Early 2011 RStudio released the beta of their Integrated Development Environment (IDE) R. For most of us working with R having and IDE was something that was sorely missing. Not only did RStudio Inc. make the IDE, they have also put and incredible amount of effort to polish it to it’s current state. And all that for Free software.
The business model of RStudio has just been extended with Shiny. Shiny is a combination of R packages that enable “reactive programming” in R and present the resulting interface through a web-browser. It is “reactive” because it allows for an interface that responds immediately to any changes made by the user. It offers a basic set of widgets (control elements, like radio buttons, or sliders) and a clear distinction between what the user sees (the interface) and how the data is handled (the controller). If you do not program, then that may not seem very relevant, but when you start playing around with Shiny it will gently force you to work along a so called Model-View-Controller (MVC) pattern. You will be happy for it once your Shiny Apps get larger and more complex.
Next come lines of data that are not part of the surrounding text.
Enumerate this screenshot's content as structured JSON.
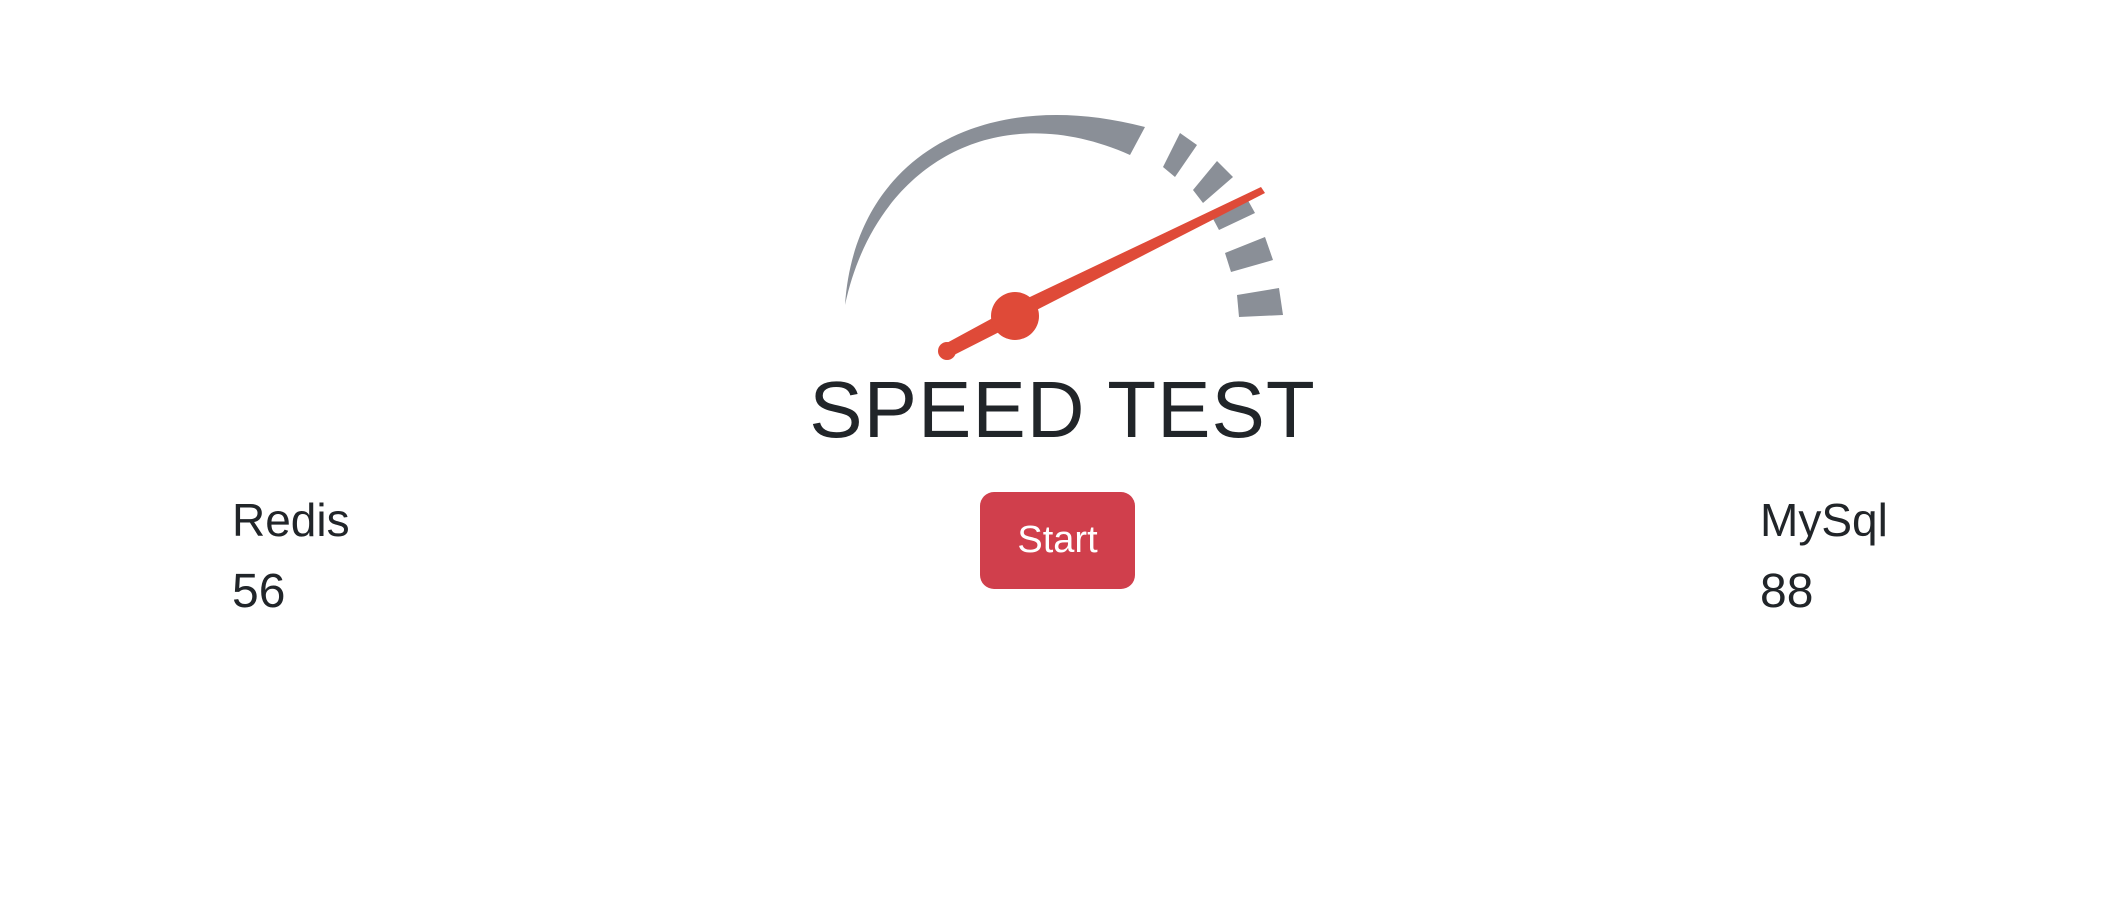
{
  "header": {
    "title": "SPEED TEST"
  },
  "gauge": {
    "icon": "speedometer-icon",
    "needle_value": 0.78,
    "arc_color": "#8a8f97",
    "needle_color": "#df4a38"
  },
  "stats": {
    "left": {
      "label": "Redis",
      "value": "56"
    },
    "right": {
      "label": "MySql",
      "value": "88"
    }
  },
  "controls": {
    "start_label": "Start",
    "start_color": "#d03f4c"
  }
}
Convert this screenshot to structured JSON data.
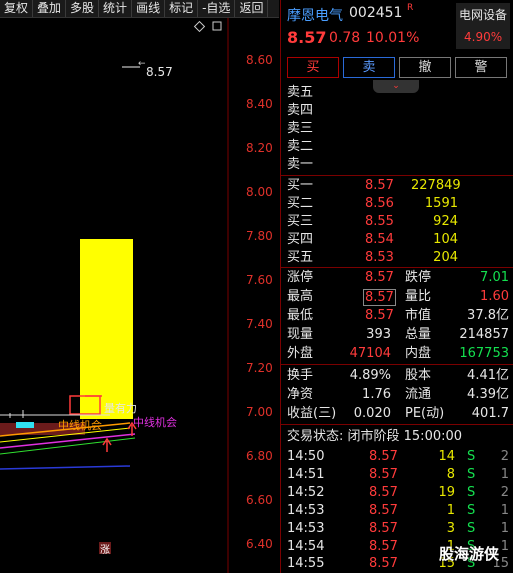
{
  "toolbar": [
    "复权",
    "叠加",
    "多股",
    "统计",
    "画线",
    "标记",
    "-自选",
    "返回"
  ],
  "chart": {
    "price_ticks": [
      "8.60",
      "8.40",
      "8.20",
      "8.00",
      "7.80",
      "7.60",
      "7.40",
      "7.20",
      "7.00",
      "6.80",
      "6.60",
      "6.40"
    ],
    "annotation_high": "8.57",
    "label_volume": "量有力",
    "label_mid_opportunity": "中线机会",
    "label_mid_opportunity2": "中线机会",
    "label_rise": "涨"
  },
  "stock": {
    "name": "摩恩电气",
    "code": "002451",
    "badge": "R",
    "price": "8.57",
    "change": "0.78",
    "change_pct": "10.01%",
    "sector": "电网设备",
    "sector_pct": "4.90%"
  },
  "buttons": {
    "buy": "买",
    "sell": "卖",
    "cancel": "撤",
    "alert": "警"
  },
  "sell_levels": [
    {
      "label": "卖五",
      "price": "",
      "vol": ""
    },
    {
      "label": "卖四",
      "price": "",
      "vol": ""
    },
    {
      "label": "卖三",
      "price": "",
      "vol": ""
    },
    {
      "label": "卖二",
      "price": "",
      "vol": ""
    },
    {
      "label": "卖一",
      "price": "",
      "vol": ""
    }
  ],
  "buy_levels": [
    {
      "label": "买一",
      "price": "8.57",
      "vol": "227849"
    },
    {
      "label": "买二",
      "price": "8.56",
      "vol": "1591"
    },
    {
      "label": "买三",
      "price": "8.55",
      "vol": "924"
    },
    {
      "label": "买四",
      "price": "8.54",
      "vol": "104"
    },
    {
      "label": "买五",
      "price": "8.53",
      "vol": "204"
    }
  ],
  "stats": {
    "limit_up_label": "涨停",
    "limit_up": "8.57",
    "limit_down_label": "跌停",
    "limit_down": "7.01",
    "high_label": "最高",
    "high": "8.57",
    "vol_ratio_label": "量比",
    "vol_ratio": "1.60",
    "low_label": "最低",
    "low": "8.57",
    "mktcap_label": "市值",
    "mktcap": "37.8亿",
    "cur_label": "现量",
    "cur": "393",
    "total_label": "总量",
    "total": "214857",
    "outer_label": "外盘",
    "outer": "47104",
    "inner_label": "内盘",
    "inner": "167753",
    "turnover_label": "换手",
    "turnover": "4.89%",
    "equity_label": "股本",
    "equity": "4.41亿",
    "nav_label": "净资",
    "nav": "1.76",
    "float_label": "流通",
    "float": "4.39亿",
    "eps_label": "收益(三)",
    "eps": "0.020",
    "pe_label": "PE(动)",
    "pe": "401.7"
  },
  "trade_status": "交易状态: 闭市阶段 15:00:00",
  "ticks": [
    {
      "time": "14:50",
      "price": "8.57",
      "vol": "14",
      "dir": "S",
      "n": "2"
    },
    {
      "time": "14:51",
      "price": "8.57",
      "vol": "8",
      "dir": "S",
      "n": "1"
    },
    {
      "time": "14:52",
      "price": "8.57",
      "vol": "19",
      "dir": "S",
      "n": "2"
    },
    {
      "time": "14:53",
      "price": "8.57",
      "vol": "1",
      "dir": "S",
      "n": "1"
    },
    {
      "time": "14:53",
      "price": "8.57",
      "vol": "3",
      "dir": "S",
      "n": "1"
    },
    {
      "time": "14:54",
      "price": "8.57",
      "vol": "1",
      "dir": "S",
      "n": "1"
    },
    {
      "time": "14:55",
      "price": "8.57",
      "vol": "15",
      "dir": "S",
      "n": "15"
    }
  ],
  "watermark": "股海游侠"
}
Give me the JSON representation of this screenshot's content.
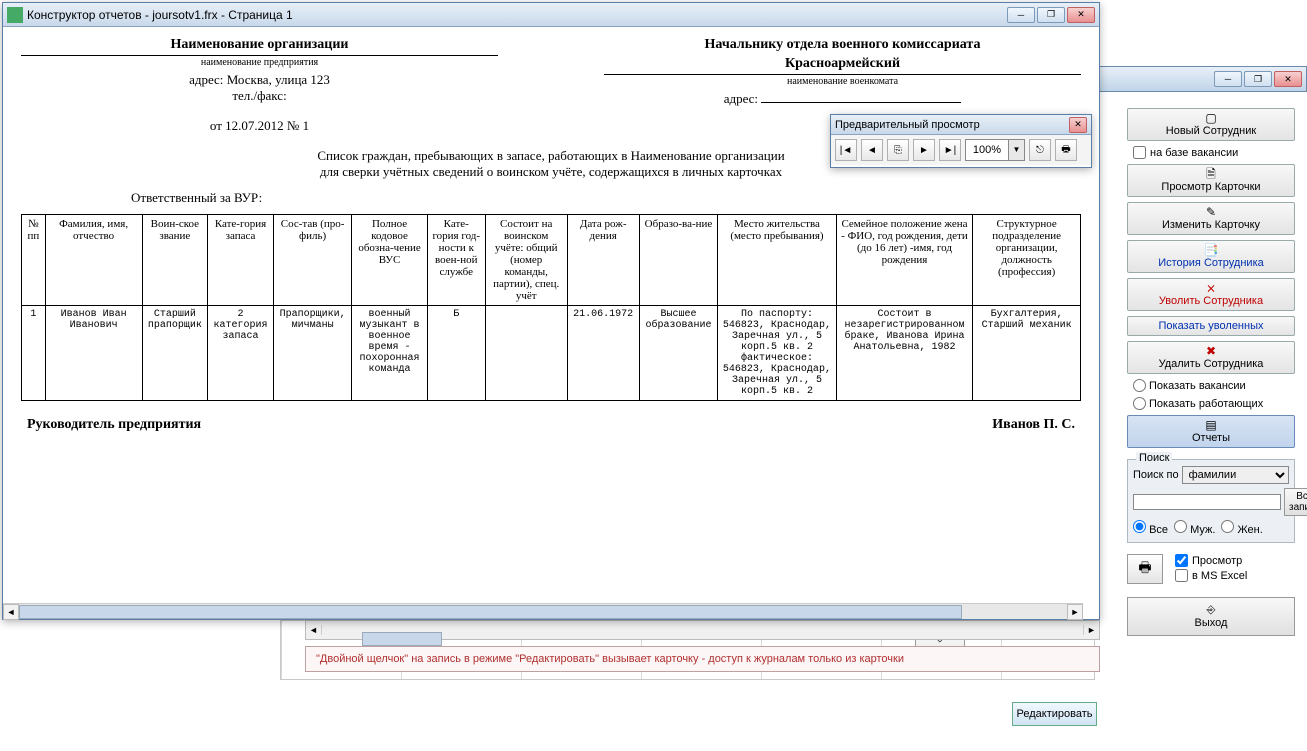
{
  "parent_window": {
    "min": "_",
    "max": "❐",
    "close": "✕"
  },
  "report_window": {
    "title": "Конструктор отчетов - joursotv1.frx - Страница 1",
    "org_title": "Наименование организации",
    "org_sub": "наименование предприятия",
    "org_addr_label": "адрес:",
    "org_addr": "Москва, улица 123",
    "tel_label": "тел./факс:",
    "date_line": "от 12.07.2012   № 1",
    "recipient_title": "Начальнику отдела военного комиссариата",
    "recipient_name": "Красноармейский",
    "recipient_sub": "наименование военкомата",
    "recipient_addr_label": "адрес:",
    "list_title_1": "Список граждан, пребывающих в запасе, работающих в Наименование организации",
    "list_title_2": "для сверки учётных сведений о воинском учёте, содержащихся в личных карточках",
    "responsible": "Ответственный за ВУР:",
    "footer_left": "Руководитель предприятия",
    "footer_right": "Иванов П. С."
  },
  "table": {
    "headers": [
      "№ пп",
      "Фамилия, имя, отчество",
      "Воин-ское звание",
      "Кате-гория запаса",
      "Сос-тав (про-филь)",
      "Полное кодовое обозна-чение ВУС",
      "Кате-гория год-ности к воен-ной службе",
      "Состоит на воинском учёте: общий (номер команды, партии), спец. учёт",
      "Дата рож-дения",
      "Образо-ва-ние",
      "Место жительства (место пребывания)",
      "Семейное положение жена - ФИО, год рождения, дети (до 16 лет) -имя, год рождения",
      "Структурное подразделение организации, должность (профессия)"
    ],
    "rows": [
      [
        "1",
        "Иванов Иван Иванович",
        "Старший прапорщик",
        "2 категория запаса",
        "Прапорщики, мичманы",
        "военный музыкант в военное время - похоронная команда",
        "Б",
        "",
        "21.06.1972",
        "Высшее образование",
        "По паспорту: 546823, Краснодар, Заречная ул., 5 корп.5 кв. 2 фактическое: 546823, Краснодар, Заречная ул., 5 корп.5 кв. 2",
        "Состоит в незарегистрированном браке, Иванова Ирина Анатольевна, 1982",
        "Бухгалтерия, Старший механик"
      ]
    ]
  },
  "preview": {
    "title": "Предварительный просмотр",
    "zoom": "100%"
  },
  "side": {
    "new_emp": "Новый Сотрудник",
    "based_vacancy": "на базе вакансии",
    "view_card": "Просмотр Карточки",
    "edit_card": "Изменить Карточку",
    "history": "История Сотрудника",
    "fire": "Уволить Сотрудника",
    "show_fired": "Показать уволенных",
    "delete_emp": "Удалить Сотрудника",
    "show_vac": "Показать вакансии",
    "show_work": "Показать работающих",
    "reports": "Отчеты",
    "search_legend": "Поиск",
    "search_by": "Поиск по",
    "search_field": "фамилии",
    "all_rec": "Все записи",
    "all": "Все",
    "m": "Муж.",
    "f": "Жен.",
    "preview_chk": "Просмотр",
    "excel_chk": "в MS Excel",
    "exit": "Выход"
  },
  "lower": {
    "hint": "\"Двойной щелчок\" на запись в режиме \"Редактировать\" вызывает карточку  -  доступ к журналам только из карточки",
    "edit": "Редактировать",
    "exit": "Выход"
  }
}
RStudio already offers Shiny to all R users for use on their local machines. Starting you shiny app is as simple as:
$ cd ~/ShinyAppFolder
$ R -e “shiny::runApp(port=8100) # 8100 is the default port number
I mention the port number above, as you choose any available port to have multiple Shiny Apps running on your machine. When you have set up a number of interfaces to explore your data set, that makes for a very cool feature.
For teaching, and for your own efforts to understand libraries, it offers a really neat way to set up an interface to the various options of a package. As an example I set up a Shiny user interface to Stratiplot (part of Gavin Simpson’s analogue package) for paleoecology stratigraphic charts. Stratiplot has an extensive series of plotting options, in part inherited from the XY package, that give a lot of flexibility, but make it a bit cumbersome to try them all out on the command line.
If you look at the example HERE, you can see that there are now sliders available for the chooseTaxa method, and pull downs for the various combinations of plotting options. For a specific project these can easily be adapted to include other abundance scales (depending on the min/max in your data set), or even a selection of taxa to choose from for display in the graph. The main goal of this example is just to be able to play around interactively with the different graphing options that Stratiplot provides, including the stratigraphic zonation.
I believe RStudio released a second hit, and that Shiny is the next best thing after RStudio and R itself. The applications are endless, in business and in science, as the package is well thought out and a great way to extend the R skills you already have to an interface that allows you to share your data mining approach (or data exploration, data analysis, depending on what you are doing and the terminology you prefer) with others in your team or company.